From an accounting perspective, working capital is defined as current assets minus current liabilities, as derived from a company’s balance sheet. Fundamental to this calculation is the appropriate classification of assets and liabilities as long-term or current. Perhaps the easiest way to think about this is that a current asset or current liability is expected to convert to cash or result in a cash outlay over the course of 12 months from the balance sheet date. Accounts receivable and accounts payable; for example, are two common types of current assets and liabilities that would be expected to impact cash within a 12-month period. Items such as rent deposits need to be examined to determine whether a current classification is indeed appropriate.
The accounting definition; however, is just the starting point for calculating working capital in a transaction. Inherent in most deals that involve the sale of an owner’s equity interest, is that the transaction is on a cash-free, debt-free basis. Thus, cash and funded debt are excluded from the calculation of working capital. That is, the buyer does not assume the seller’s funded debt or keep any of the cash. Other items that are commonly excluded from the transaction-based calculation of working capital (the “Transaction Working Capital”) include any federal or state income taxes payable or receivable, amounts due the owner/seller, interest payable, amounts payable resulting from transaction-related costs or bonuses, and related party transactions or transactions which are not at arm’s length.
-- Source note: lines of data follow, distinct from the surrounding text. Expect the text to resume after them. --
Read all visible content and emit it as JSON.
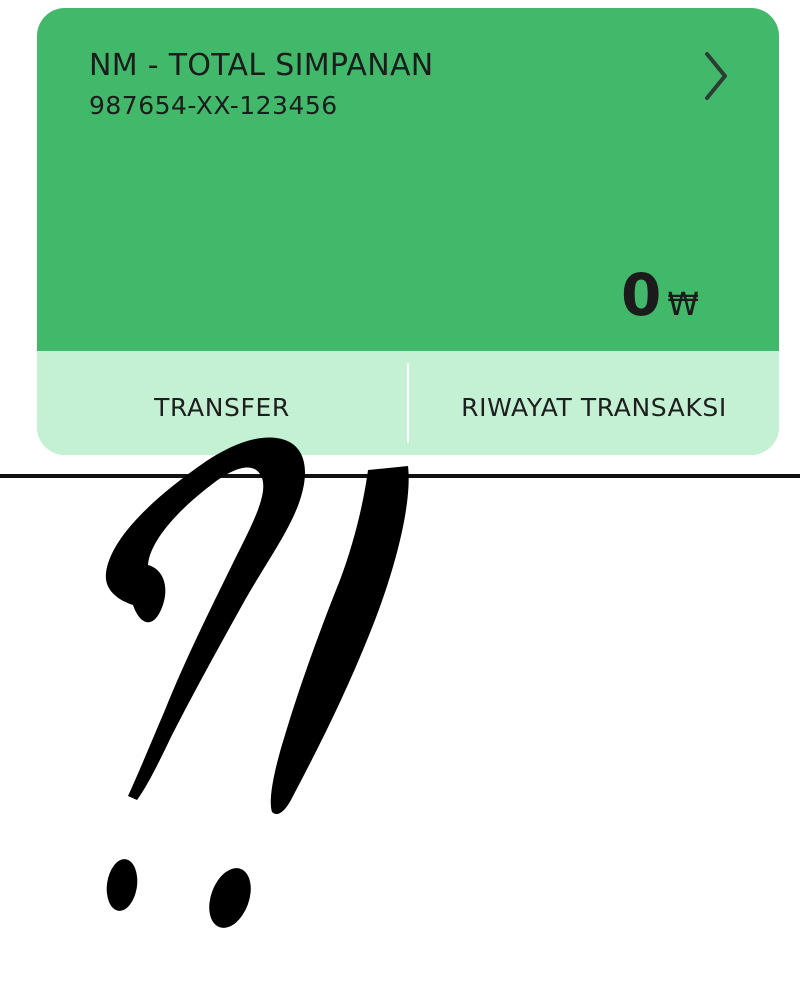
{
  "account_card": {
    "name": "NM - TOTAL SIMPANAN",
    "number": "987654-XX-123456",
    "balance": "0",
    "currency_symbol": "₩",
    "chevron_icon": "chevron-right-icon",
    "colors": {
      "card_green": "#42b96a",
      "action_bar": "#c4f0d4",
      "text": "#1c1c1c"
    }
  },
  "actions": {
    "transfer_label": "TRANSFER",
    "history_label": "RIWAYAT TRANSAKSI"
  },
  "overlay": {
    "icon": "brush-stroke-question-exclamation-icon",
    "color": "#000000"
  }
}
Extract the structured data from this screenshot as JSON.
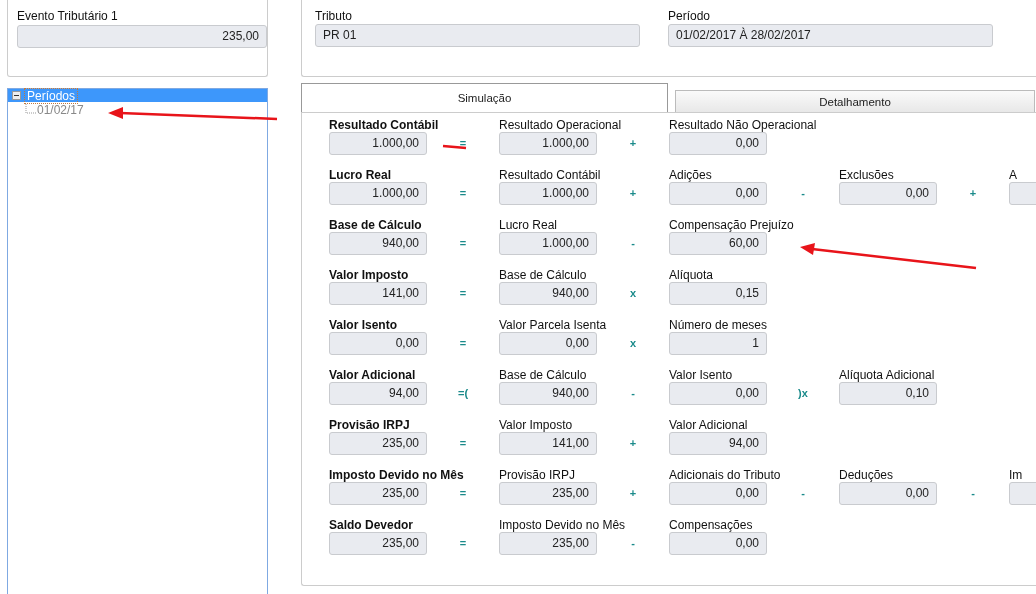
{
  "event_field": {
    "label": "Evento Tributário 1",
    "value": "235,00"
  },
  "tree": [
    {
      "label": "Períodos",
      "expanded": true,
      "selected": true,
      "children": [
        {
          "label": "01/02/17",
          "selected": false
        }
      ]
    }
  ],
  "header_fields": [
    {
      "label": "Tributo",
      "value": "PR 01"
    },
    {
      "label": "Período",
      "value": "01/02/2017 À 28/02/2017"
    }
  ],
  "tabs": [
    {
      "label": "Simulação",
      "selected": true
    },
    {
      "label": "Detalhamento",
      "selected": false
    }
  ],
  "rows": [
    {
      "label": "Resultado Contábil",
      "value": "1.000,00",
      "terms": [
        {
          "op": "=",
          "label": "Resultado Operacional",
          "value": "1.000,00"
        },
        {
          "op": "+",
          "label": "Resultado Não Operacional",
          "value": "0,00"
        }
      ]
    },
    {
      "label": "Lucro Real",
      "value": "1.000,00",
      "terms": [
        {
          "op": "=",
          "label": "Resultado Contábil",
          "value": "1.000,00"
        },
        {
          "op": "+",
          "label": "Adições",
          "value": "0,00"
        },
        {
          "op": "-",
          "label": "Exclusões",
          "value": "0,00"
        },
        {
          "op": "+",
          "label": "A"
        }
      ]
    },
    {
      "label": "Base de Cálculo",
      "value": "940,00",
      "terms": [
        {
          "op": "=",
          "label": "Lucro Real",
          "value": "1.000,00"
        },
        {
          "op": "-",
          "label": "Compensação Prejuízo",
          "value": "60,00"
        }
      ]
    },
    {
      "label": "Valor Imposto",
      "value": "141,00",
      "terms": [
        {
          "op": "=",
          "label": "Base de Cálculo",
          "value": "940,00"
        },
        {
          "op": "x",
          "label": "Alíquota",
          "value": "0,15"
        }
      ]
    },
    {
      "label": "Valor Isento",
      "value": "0,00",
      "terms": [
        {
          "op": "=",
          "label": "Valor Parcela Isenta",
          "value": "0,00"
        },
        {
          "op": "x",
          "label": "Número de meses",
          "value": "1"
        }
      ]
    },
    {
      "label": "Valor Adicional",
      "value": "94,00",
      "terms": [
        {
          "op": "=(",
          "label": "Base de Cálculo",
          "value": "940,00"
        },
        {
          "op": "-",
          "label": "Valor Isento",
          "value": "0,00"
        },
        {
          "op": ")x",
          "label": "Alíquota Adicional",
          "value": "0,10"
        }
      ]
    },
    {
      "label": "Provisão IRPJ",
      "value": "235,00",
      "terms": [
        {
          "op": "=",
          "label": "Valor Imposto",
          "value": "141,00"
        },
        {
          "op": "+",
          "label": "Valor Adicional",
          "value": "94,00"
        }
      ]
    },
    {
      "label": "Imposto Devido no Mês",
      "value": "235,00",
      "terms": [
        {
          "op": "=",
          "label": "Provisão IRPJ",
          "value": "235,00"
        },
        {
          "op": "+",
          "label": "Adicionais do Tributo",
          "value": "0,00"
        },
        {
          "op": "-",
          "label": "Deduções",
          "value": "0,00"
        },
        {
          "op": "-",
          "label": "Im"
        }
      ]
    },
    {
      "label": "Saldo Devedor",
      "value": "235,00",
      "terms": [
        {
          "op": "=",
          "label": "Imposto Devido no Mês",
          "value": "235,00"
        },
        {
          "op": "-",
          "label": "Compensações",
          "value": "0,00"
        }
      ]
    }
  ]
}
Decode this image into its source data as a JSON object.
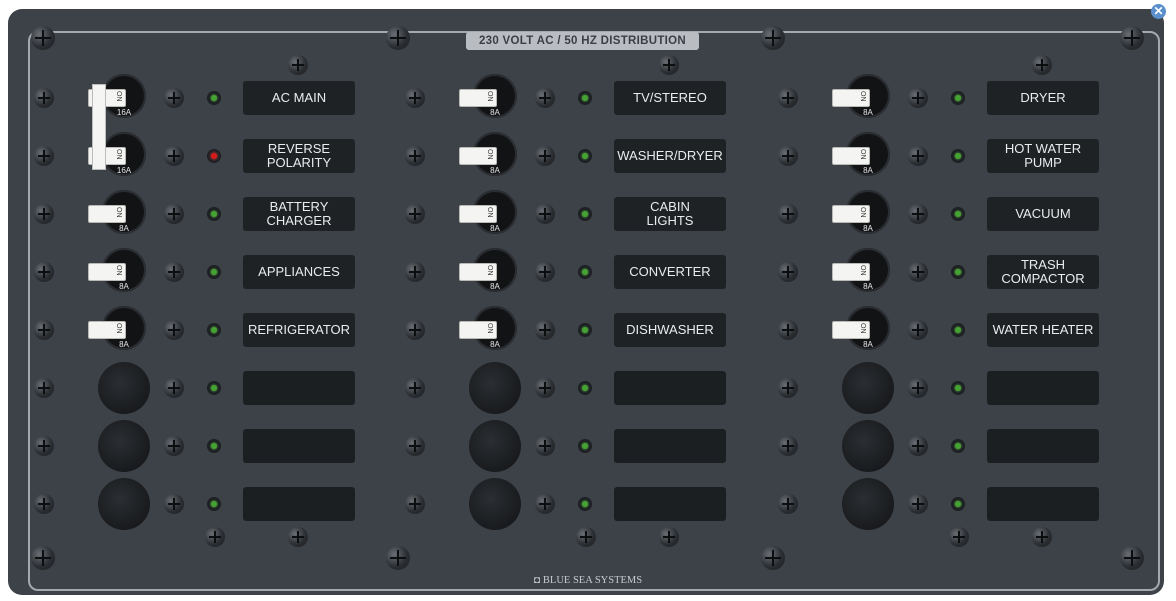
{
  "panel": {
    "title": "230 VOLT AC / 50 HZ DISTRIBUTION",
    "brand": "BLUE SEA SYSTEMS",
    "brand_icon": "blue-sea-logo-icon"
  },
  "columns": [
    {
      "rows": [
        {
          "label": "AC MAIN",
          "amps": "16A",
          "led": "green"
        },
        {
          "label": "REVERSE\nPOLARITY",
          "amps": "16A",
          "led": "red"
        },
        {
          "label": "BATTERY\nCHARGER",
          "amps": "8A",
          "led": "green"
        },
        {
          "label": "APPLIANCES",
          "amps": "8A",
          "led": "green"
        },
        {
          "label": "REFRIGERATOR",
          "amps": "8A",
          "led": "green"
        },
        {
          "label": "",
          "amps": "",
          "led": "green"
        },
        {
          "label": "",
          "amps": "",
          "led": "green"
        },
        {
          "label": "",
          "amps": "",
          "led": "green"
        }
      ]
    },
    {
      "rows": [
        {
          "label": "TV/STEREO",
          "amps": "8A",
          "led": "green"
        },
        {
          "label": "WASHER/DRYER",
          "amps": "8A",
          "led": "green"
        },
        {
          "label": "CABIN\nLIGHTS",
          "amps": "8A",
          "led": "green"
        },
        {
          "label": "CONVERTER",
          "amps": "8A",
          "led": "green"
        },
        {
          "label": "DISHWASHER",
          "amps": "8A",
          "led": "green"
        },
        {
          "label": "",
          "amps": "",
          "led": "green"
        },
        {
          "label": "",
          "amps": "",
          "led": "green"
        },
        {
          "label": "",
          "amps": "",
          "led": "green"
        }
      ]
    },
    {
      "rows": [
        {
          "label": "DRYER",
          "amps": "8A",
          "led": "green"
        },
        {
          "label": "HOT WATER\nPUMP",
          "amps": "8A",
          "led": "green"
        },
        {
          "label": "VACUUM",
          "amps": "8A",
          "led": "green"
        },
        {
          "label": "TRASH\nCOMPACTOR",
          "amps": "8A",
          "led": "green"
        },
        {
          "label": "WATER HEATER",
          "amps": "8A",
          "led": "green"
        },
        {
          "label": "",
          "amps": "",
          "led": "green"
        },
        {
          "label": "",
          "amps": "",
          "led": "green"
        },
        {
          "label": "",
          "amps": "",
          "led": "green"
        }
      ]
    }
  ],
  "rocker_text": "ON",
  "close_icon": "close-icon",
  "colors": {
    "panel": "#3d4248",
    "led_on": "#44a232",
    "led_alert": "#d51b1b",
    "label_bg": "#1f2225"
  }
}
One of the more complicated areas that can arise for technology companies is the treatment of deferred revenue. For subscription-based businesses, cash is typically received in advance of the obligation to perform a service. Although the seller will receive the cash, the buyer is nevertheless responsible for funding the downstream obligation created by the subscription agreement.
Buyers will frequently seek to have deferred revenue carved out of the working capital calculation and treated as debt. While it can be advantageous for the seller to treat deferred revenue as a component of working capital, compromise is often warranted. Ideally, whether treated as a component of working capital or carved out as debt (and paid for by the seller as a reduction of purchase price), the seller should seek to have the obligation reflect the actual cost of the future obligation as this may be a fraction of the deferred revenue balance.
A seller is typically expected to provide a buyer with a “normalized” amount of working capital as of the closing date of a transaction. This is important to the buyer as the working capital left by the seller will be used to support the operations of the business post-close. If a buyer does not have an adequate amount of net working capital, short-term needs must be identified and funded. While it is not unusual for a buyer to infuse some amount of cash into the business post-close, an inadequate level of working capital can effectively result in an additional cost for the buyer.
This article is part of a series exploring the importance of working capital in a sale transaction. Additional articles include:
For the complete series, download the Deal Me In: The Importance of Working Capital Management in a Transaction whitepaper.
The Schneider Downs Transaction Advisory Services and Corporate Finance Teams provide the strategy, guidance and services organizations need to create value through all stages of a transaction, including due diligence and quality of earnings, mergers and acquisitions, exit and succession planning, capital raising and corporate finance.
Schneider Downs Corporate Finance, LP is a registered broker/dealer. Member FINRA/SIPC.